====== Records supplied
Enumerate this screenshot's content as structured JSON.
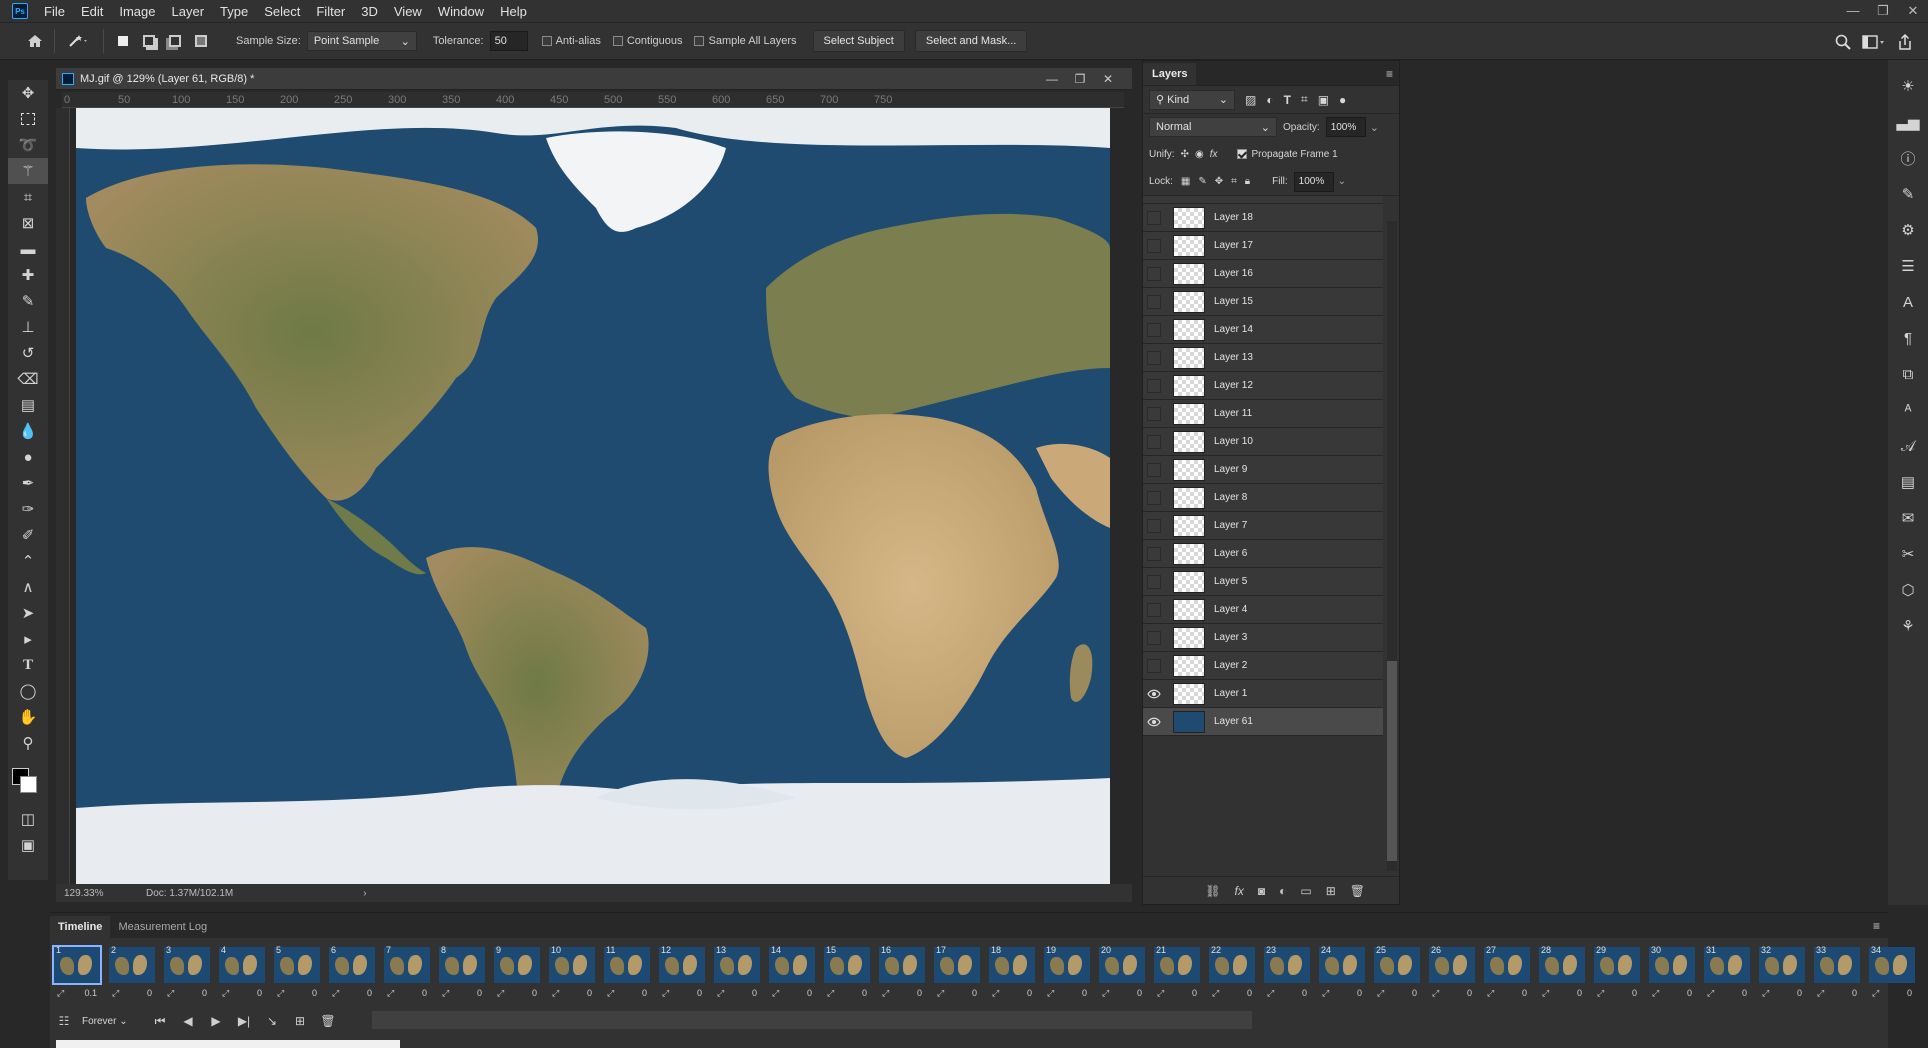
{
  "app": {
    "logo": "Ps"
  },
  "menu": [
    "File",
    "Edit",
    "Image",
    "Layer",
    "Type",
    "Select",
    "Filter",
    "3D",
    "View",
    "Window",
    "Help"
  ],
  "window_controls": {
    "minimize": "—",
    "restore": "❐",
    "close": "✕"
  },
  "options": {
    "sample_size_label": "Sample Size:",
    "sample_size_value": "Point Sample",
    "tolerance_label": "Tolerance:",
    "tolerance_value": "50",
    "antialias_label": "Anti-alias",
    "contiguous_label": "Contiguous",
    "sample_all_label": "Sample All Layers",
    "select_subject": "Select Subject",
    "select_mask": "Select and Mask..."
  },
  "document": {
    "title": "MJ.gif @ 129% (Layer 61, RGB/8) *",
    "ruler_ticks": [
      "0",
      "50",
      "100",
      "150",
      "200",
      "250",
      "300",
      "350",
      "400",
      "450",
      "500",
      "550",
      "600",
      "650",
      "700",
      "750"
    ],
    "zoom": "129.33%",
    "doc_size": "Doc: 1.37M/102.1M"
  },
  "layers_panel": {
    "tab": "Layers",
    "filter_kind": "Kind",
    "blend_mode": "Normal",
    "opacity_label": "Opacity:",
    "opacity_value": "100%",
    "unify_label": "Unify:",
    "propagate_label": "Propagate Frame 1",
    "lock_label": "Lock:",
    "fill_label": "Fill:",
    "fill_value": "100%",
    "layers": [
      {
        "name": "Layer 18",
        "visible": false
      },
      {
        "name": "Layer 17",
        "visible": false
      },
      {
        "name": "Layer 16",
        "visible": false
      },
      {
        "name": "Layer 15",
        "visible": false
      },
      {
        "name": "Layer 14",
        "visible": false
      },
      {
        "name": "Layer 13",
        "visible": false
      },
      {
        "name": "Layer 12",
        "visible": false
      },
      {
        "name": "Layer 11",
        "visible": false
      },
      {
        "name": "Layer 10",
        "visible": false
      },
      {
        "name": "Layer 9",
        "visible": false
      },
      {
        "name": "Layer 8",
        "visible": false
      },
      {
        "name": "Layer 7",
        "visible": false
      },
      {
        "name": "Layer 6",
        "visible": false
      },
      {
        "name": "Layer 5",
        "visible": false
      },
      {
        "name": "Layer 4",
        "visible": false
      },
      {
        "name": "Layer 3",
        "visible": false
      },
      {
        "name": "Layer 2",
        "visible": false
      },
      {
        "name": "Layer 1",
        "visible": true
      },
      {
        "name": "Layer 61",
        "visible": true,
        "selected": true
      }
    ]
  },
  "timeline": {
    "tabs": [
      "Timeline",
      "Measurement Log"
    ],
    "first_frame_delay": "0.1",
    "frame_delay": "0",
    "frames": [
      "1",
      "2",
      "3",
      "4",
      "5",
      "6",
      "7",
      "8",
      "9",
      "10",
      "11",
      "12",
      "13",
      "14",
      "15",
      "16",
      "17",
      "18",
      "19",
      "20",
      "21",
      "22",
      "23",
      "24",
      "25",
      "26",
      "27",
      "28",
      "29",
      "30",
      "31",
      "32",
      "33",
      "34"
    ],
    "loop": "Forever"
  },
  "colors": {
    "accent": "#31a8ff",
    "canvas_ocean": "#1c4a72",
    "panel": "#323232"
  }
}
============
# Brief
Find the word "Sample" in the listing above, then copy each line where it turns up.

# Solution for this task
    "sample_size_label": "Sample Size:",
    "sample_size_value": "Point Sample",
    "sample_all_label": "Sample All Layers",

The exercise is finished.